Structure and Mode of Action of a Mosquitocidal HolotoxinTreiber, N., Reinert, D.J., Carpusca, I., Aktories, K., Schulz, G.E.
(2008) J.Mol.Biol. 381: 150
- PubMed: 18586267
- DOI: 10.1016/j.jmb.2008.05.067
- Primary Citation of Related Structures:
- PubMed Abstract:
The crystal structure of the full mosquitocidal toxin from Bacillus sphaericus (MTX(holo)) has been determined at 2.5 A resolution by the molecular replacement method. The resulting structure revealed essentially the complete chain consisting of four ...
The crystal structure of the full mosquitocidal toxin from Bacillus sphaericus (MTX(holo)) has been determined at 2.5 A resolution by the molecular replacement method. The resulting structure revealed essentially the complete chain consisting of four ricin B-type domains curling around the catalytic domain in a hedgehog-like assembly. As the structure was virtually identical in three different crystal packings, it is probably not affected by packing contacts. The structure of MTX(holo) explains earlier autoinhibition data. An analysis of published complexes comprising ricin B-type lectin domains and sugar molecules shows that the general construction principle applies to all four lectin domains of MTX(holo), indicating 12 putative sugar-binding sites. These sites are sequence-related to those of the cytotoxin pierisin from cabbage butterfly, which are known to bind glycolipids. It seems therefore likely that MTX(holo) also binds glycolipids. The seven contact interfaces between the five domains are predominantly polar and not stronger than common crystal contacts so that in an appropriate environment, the multidomain structure would likely uncurl into a string of single domains. The structure of the isolated catalytic domain plus an extended linker was established earlier in three crystal packings, two of which showed a peculiar association around a 7-fold axis. The catalytic domain of the reported MTX(holo) closely resembles all three published structures, except one with an appreciable deviation of the 40 N-terminal residues. A comparison of all structures suggests a possible scenario for the translocation of the toxin into the cytosol.

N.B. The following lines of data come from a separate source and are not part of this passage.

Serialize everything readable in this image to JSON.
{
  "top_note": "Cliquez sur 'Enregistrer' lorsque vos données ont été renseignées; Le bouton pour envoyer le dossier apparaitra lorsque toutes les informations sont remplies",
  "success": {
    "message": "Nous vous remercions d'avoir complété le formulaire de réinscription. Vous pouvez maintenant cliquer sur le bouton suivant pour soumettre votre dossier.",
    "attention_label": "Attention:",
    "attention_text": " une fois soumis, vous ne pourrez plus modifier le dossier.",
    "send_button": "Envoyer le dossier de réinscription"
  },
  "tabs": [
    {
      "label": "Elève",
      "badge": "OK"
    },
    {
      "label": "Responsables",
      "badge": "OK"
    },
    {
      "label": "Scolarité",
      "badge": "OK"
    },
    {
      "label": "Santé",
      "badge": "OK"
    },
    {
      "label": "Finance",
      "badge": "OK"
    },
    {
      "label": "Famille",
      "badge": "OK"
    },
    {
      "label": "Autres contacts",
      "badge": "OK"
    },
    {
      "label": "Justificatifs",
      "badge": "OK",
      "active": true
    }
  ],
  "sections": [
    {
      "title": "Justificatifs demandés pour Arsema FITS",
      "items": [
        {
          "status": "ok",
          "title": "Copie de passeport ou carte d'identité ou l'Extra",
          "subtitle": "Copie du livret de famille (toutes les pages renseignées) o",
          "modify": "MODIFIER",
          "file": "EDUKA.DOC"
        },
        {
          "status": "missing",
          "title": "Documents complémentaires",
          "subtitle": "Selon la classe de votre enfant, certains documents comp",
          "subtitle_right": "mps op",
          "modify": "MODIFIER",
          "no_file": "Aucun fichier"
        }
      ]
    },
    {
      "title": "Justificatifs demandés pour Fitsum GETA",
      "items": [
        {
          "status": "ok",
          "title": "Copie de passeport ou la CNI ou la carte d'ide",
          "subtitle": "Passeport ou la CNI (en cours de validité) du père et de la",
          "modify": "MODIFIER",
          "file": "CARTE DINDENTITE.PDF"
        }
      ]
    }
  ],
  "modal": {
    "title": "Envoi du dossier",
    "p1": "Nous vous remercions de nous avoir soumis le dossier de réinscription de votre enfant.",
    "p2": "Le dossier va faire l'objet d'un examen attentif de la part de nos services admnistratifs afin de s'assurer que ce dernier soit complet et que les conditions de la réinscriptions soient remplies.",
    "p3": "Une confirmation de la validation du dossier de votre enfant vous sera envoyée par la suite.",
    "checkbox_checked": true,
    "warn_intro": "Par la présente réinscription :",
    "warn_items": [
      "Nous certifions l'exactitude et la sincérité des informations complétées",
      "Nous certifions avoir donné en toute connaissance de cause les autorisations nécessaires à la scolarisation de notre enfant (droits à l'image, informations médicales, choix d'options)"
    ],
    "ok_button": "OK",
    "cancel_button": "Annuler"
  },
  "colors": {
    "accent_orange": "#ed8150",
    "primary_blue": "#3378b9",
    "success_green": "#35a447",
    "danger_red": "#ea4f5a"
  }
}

Institut für Organische Chemie und Biochemie, Albert-Ludwigs-Universität, Albertstrasse 21, 79104 Freiburg im Breisgau, Germany.